- Opening Delimiter -

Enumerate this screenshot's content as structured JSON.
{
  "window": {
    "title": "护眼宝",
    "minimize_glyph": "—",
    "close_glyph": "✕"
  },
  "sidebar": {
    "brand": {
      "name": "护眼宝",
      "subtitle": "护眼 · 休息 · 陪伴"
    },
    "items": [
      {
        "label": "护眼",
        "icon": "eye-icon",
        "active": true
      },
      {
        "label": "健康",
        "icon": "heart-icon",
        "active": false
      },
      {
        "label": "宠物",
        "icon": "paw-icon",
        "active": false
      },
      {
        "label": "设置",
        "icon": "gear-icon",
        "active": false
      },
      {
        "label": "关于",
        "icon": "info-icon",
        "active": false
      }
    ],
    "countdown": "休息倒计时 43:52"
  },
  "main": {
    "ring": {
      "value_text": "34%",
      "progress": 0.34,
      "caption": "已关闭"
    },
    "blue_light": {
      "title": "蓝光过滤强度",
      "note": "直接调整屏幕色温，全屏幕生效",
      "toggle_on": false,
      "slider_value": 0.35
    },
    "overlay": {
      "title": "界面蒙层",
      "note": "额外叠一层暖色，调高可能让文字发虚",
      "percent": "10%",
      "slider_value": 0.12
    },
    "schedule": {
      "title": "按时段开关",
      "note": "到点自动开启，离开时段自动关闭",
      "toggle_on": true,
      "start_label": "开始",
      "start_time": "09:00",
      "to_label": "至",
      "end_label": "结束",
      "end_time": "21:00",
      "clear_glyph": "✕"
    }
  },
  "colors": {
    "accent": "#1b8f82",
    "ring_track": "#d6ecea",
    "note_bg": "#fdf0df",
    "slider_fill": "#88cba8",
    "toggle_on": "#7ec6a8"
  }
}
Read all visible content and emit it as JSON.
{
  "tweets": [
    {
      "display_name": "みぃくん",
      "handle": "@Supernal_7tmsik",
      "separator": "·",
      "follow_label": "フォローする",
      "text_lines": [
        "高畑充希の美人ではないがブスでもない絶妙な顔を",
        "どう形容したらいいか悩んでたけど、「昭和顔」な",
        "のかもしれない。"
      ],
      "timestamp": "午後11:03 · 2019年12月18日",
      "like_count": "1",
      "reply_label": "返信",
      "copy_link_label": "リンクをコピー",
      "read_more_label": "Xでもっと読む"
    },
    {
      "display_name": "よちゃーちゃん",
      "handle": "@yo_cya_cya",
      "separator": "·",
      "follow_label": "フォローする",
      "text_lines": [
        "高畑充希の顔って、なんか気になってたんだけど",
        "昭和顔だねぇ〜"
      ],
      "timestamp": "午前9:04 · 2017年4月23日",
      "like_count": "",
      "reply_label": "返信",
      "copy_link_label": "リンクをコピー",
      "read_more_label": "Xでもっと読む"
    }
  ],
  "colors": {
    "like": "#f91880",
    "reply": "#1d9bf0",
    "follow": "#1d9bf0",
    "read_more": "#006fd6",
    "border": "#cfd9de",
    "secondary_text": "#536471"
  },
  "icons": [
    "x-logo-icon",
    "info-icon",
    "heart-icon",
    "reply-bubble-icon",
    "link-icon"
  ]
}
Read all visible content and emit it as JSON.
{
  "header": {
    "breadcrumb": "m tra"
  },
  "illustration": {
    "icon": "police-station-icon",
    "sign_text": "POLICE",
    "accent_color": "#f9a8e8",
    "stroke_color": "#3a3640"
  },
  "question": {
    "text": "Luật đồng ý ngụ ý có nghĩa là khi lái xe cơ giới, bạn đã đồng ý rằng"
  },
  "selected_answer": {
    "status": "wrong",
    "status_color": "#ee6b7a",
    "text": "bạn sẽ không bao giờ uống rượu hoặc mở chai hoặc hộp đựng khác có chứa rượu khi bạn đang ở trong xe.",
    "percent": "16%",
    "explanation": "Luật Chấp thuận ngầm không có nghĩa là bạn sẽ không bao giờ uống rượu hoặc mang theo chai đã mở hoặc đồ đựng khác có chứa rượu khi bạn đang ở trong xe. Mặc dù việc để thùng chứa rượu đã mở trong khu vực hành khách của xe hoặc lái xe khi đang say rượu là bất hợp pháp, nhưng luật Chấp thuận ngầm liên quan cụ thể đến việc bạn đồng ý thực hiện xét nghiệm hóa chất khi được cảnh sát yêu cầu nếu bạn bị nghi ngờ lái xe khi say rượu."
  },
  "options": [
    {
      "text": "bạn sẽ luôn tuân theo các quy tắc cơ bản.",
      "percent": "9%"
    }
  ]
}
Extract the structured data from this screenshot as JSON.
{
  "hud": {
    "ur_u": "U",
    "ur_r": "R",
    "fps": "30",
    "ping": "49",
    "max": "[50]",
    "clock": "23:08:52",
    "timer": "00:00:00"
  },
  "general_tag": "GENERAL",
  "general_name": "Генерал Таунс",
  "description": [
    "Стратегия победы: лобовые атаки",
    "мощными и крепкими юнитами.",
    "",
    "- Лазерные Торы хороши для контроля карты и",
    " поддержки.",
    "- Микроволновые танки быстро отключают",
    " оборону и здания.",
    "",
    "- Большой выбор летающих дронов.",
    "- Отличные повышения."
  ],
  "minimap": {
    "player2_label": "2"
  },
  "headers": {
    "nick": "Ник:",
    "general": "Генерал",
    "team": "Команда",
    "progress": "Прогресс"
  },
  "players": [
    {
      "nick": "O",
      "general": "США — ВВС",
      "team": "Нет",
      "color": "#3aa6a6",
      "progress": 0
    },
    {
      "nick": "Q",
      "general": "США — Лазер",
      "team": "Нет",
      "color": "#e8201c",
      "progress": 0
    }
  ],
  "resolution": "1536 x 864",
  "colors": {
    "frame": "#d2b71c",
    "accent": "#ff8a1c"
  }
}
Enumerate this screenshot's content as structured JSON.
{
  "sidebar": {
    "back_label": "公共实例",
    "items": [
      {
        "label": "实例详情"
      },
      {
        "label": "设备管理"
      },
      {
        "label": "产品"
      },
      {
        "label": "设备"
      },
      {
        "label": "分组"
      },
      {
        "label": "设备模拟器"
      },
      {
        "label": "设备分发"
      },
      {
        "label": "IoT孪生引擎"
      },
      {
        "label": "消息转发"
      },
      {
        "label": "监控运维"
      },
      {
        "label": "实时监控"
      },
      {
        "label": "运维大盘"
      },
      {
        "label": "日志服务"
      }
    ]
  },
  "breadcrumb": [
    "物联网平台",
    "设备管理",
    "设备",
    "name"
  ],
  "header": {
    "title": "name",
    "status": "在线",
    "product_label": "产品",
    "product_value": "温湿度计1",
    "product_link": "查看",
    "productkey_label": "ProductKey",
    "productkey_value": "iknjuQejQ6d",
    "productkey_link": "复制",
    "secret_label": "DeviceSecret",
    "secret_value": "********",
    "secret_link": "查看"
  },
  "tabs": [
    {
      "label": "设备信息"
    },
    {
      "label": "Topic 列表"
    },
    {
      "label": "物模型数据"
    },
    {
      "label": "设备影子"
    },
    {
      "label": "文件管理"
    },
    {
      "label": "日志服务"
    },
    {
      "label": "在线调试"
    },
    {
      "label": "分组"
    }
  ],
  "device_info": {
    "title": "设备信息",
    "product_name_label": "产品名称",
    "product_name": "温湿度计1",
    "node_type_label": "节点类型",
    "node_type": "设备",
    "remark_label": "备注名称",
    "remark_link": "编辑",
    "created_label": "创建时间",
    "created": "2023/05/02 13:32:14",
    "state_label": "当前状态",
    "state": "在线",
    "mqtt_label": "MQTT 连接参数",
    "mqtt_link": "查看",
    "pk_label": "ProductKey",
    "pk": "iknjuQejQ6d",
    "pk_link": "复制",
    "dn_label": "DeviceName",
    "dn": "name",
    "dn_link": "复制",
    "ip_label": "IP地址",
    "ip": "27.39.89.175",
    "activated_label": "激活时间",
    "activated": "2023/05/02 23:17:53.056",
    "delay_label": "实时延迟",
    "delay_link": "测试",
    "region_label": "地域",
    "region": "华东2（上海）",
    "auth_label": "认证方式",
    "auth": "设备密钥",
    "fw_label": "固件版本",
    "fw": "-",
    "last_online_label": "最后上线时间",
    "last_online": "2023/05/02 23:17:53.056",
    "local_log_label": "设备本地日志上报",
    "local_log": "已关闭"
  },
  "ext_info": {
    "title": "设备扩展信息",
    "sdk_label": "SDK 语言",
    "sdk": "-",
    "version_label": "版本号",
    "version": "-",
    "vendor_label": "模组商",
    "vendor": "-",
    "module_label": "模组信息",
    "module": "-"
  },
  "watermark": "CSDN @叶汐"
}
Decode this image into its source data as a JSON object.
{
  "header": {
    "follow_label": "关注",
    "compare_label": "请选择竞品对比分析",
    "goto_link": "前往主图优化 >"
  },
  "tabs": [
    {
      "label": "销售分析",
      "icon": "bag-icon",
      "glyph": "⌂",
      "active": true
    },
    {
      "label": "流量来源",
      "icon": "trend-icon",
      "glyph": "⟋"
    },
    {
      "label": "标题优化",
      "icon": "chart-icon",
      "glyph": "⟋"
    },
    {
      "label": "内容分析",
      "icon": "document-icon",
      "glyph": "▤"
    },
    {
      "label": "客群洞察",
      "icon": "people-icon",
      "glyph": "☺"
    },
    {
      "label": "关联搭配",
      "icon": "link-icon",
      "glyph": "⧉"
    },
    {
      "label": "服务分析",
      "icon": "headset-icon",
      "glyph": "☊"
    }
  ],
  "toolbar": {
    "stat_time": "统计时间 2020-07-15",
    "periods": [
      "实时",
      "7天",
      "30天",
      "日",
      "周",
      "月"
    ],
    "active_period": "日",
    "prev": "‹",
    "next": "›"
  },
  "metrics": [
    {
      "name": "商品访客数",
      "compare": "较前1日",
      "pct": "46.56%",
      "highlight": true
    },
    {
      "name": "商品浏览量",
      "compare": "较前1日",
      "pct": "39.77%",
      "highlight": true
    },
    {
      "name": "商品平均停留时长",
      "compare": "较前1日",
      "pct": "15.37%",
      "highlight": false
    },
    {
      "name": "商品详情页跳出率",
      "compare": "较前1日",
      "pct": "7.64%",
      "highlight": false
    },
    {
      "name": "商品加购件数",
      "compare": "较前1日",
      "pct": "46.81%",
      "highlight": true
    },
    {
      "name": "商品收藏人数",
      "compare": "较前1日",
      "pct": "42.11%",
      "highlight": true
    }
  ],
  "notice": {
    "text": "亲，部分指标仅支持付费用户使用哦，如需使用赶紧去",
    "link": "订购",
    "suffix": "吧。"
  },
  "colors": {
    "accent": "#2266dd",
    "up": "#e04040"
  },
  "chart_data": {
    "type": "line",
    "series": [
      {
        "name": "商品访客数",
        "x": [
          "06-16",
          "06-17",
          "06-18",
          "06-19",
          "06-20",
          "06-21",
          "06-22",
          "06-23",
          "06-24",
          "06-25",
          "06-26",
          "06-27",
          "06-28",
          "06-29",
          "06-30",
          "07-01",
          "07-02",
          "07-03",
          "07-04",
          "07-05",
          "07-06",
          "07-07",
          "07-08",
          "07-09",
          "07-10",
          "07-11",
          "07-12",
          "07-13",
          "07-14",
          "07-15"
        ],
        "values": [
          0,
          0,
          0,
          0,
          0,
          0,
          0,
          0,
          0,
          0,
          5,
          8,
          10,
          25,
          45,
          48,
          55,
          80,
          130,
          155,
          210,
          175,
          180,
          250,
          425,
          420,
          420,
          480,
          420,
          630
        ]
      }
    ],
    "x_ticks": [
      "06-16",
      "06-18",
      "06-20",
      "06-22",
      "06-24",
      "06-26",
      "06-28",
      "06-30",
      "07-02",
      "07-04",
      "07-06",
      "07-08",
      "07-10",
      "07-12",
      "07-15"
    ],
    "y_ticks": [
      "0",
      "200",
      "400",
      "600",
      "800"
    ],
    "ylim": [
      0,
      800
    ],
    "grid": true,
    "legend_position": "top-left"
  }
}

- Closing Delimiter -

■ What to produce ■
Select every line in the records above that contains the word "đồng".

■ Response to this task ■
    "text": "Luật đồng ý ngụ ý có nghĩa là khi lái xe cơ giới, bạn đã đồng ý rằng"
    "explanation": "Luật Chấp thuận ngầm không có nghĩa là bạn sẽ không bao giờ uống rượu hoặc mang theo chai đã mở hoặc đồ đựng khác có chứa rượu khi bạn đang ở trong xe. Mặc dù việc để thùng chứa rượu đã mở trong khu vực hành khách của xe hoặc lái xe khi đang say rượu là bất hợp pháp, nhưng luật Chấp thuận ngầm liên quan cụ thể đến việc bạn đồng ý thực hiện xét nghiệm hóa chất khi được cảnh sát yêu cầu nếu bạn bị nghi ngờ lái xe khi say rượu."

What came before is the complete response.